Benefits and Compensation

Employee Pay Deductions: What Can (and Can’t) Be Deducted?

Pay Deductions: What Can and Can’t be Deducted?

Q. Is it possible to deduct expenses from an employee for drug screens and physicals if they leave within the 90-day probationary period?

A.That is something that is a function of state law, generally. Most state laws say that if an employer is going to require a drug screen, or if an employer is going to require a physical test or medical test, that the employer is the one required to pay for that.

Q. For non-exempt employees, if we provide uniforms and the employee leaves but does not return the uniforms—are we allowed to deduct from these from their last paycheck? Do we need to have them sign off on this in advance?

A.This situation is somewhat similar to a cash or inventory shortage situation. So, for this nonexempt employee, if reducing their last paycheck to recover this would take them below minimum wage, then you cannot take that deduction. On the other hand, if you have this deduction and it would not cause them to be below minimum wage, you should be able to do it. Whether or not they have to sign off and agree to this is a function of state law. I would recommend having a policy that an employee signs at the beginning of employment or at the time they receive the uniforms to explain what will happen. Check your state law to see what you must do.

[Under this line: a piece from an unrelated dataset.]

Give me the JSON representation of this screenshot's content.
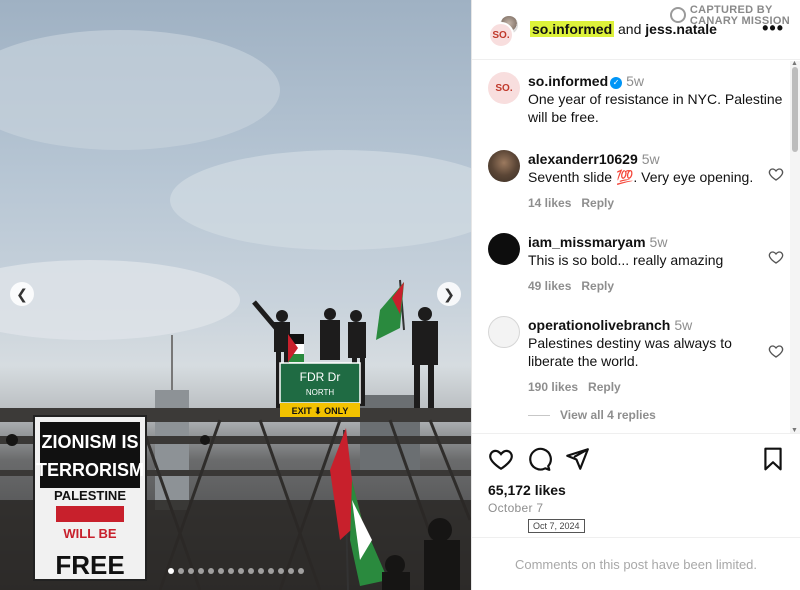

Q. What about other charges, such as “no show” charges for hotels or tickets received while an employee was driving a company car?

A.Those sorts of things that are also going to be treated very similarly to recovering for cash shortages or damaged inventory. Use the rules related to cash shortages. It’s always a good idea to have these types of things spelled out and agreed to in advance with the employee, so that the employee understands that these types of actions (tickets while using a company car, etc.) will result in a deduction from payroll. If it happens, have it signed off by the employee. Either way, treat them with the same rules as a cash or inventory shortage.

Pay Deductions: More Information

Q. We want to be sure our deductions do not make the employee’s pay fall below minimum wage, but how do you calculate minimum wage if the employee is paid by the piece (For example: retail commissions or truck drivers who are paid by the mile)?

A.The Fair Labor Standards Act provides for how you calculate minimum wage for people who are paid by the piece or who are commissioned, etc. You may already have it because you should be calculating overtime, for example, using a standard rate that is determined to be their wage rate. Knowing what their base wage is will help you see where it stands in relation to minimum wage.

For more information on legal employee pay deductions, order the webinar recording of “Pay Deductions Explained: What You Can and Can’t Legally Deduct from Employees’ Pay.” To register for a future webinar, visit

Attorney Sharolyn Whiting-Ralston of McAfee & Taft is a trial lawyer whose practice is primarily focused on labor and employment law and general civil and business litigation.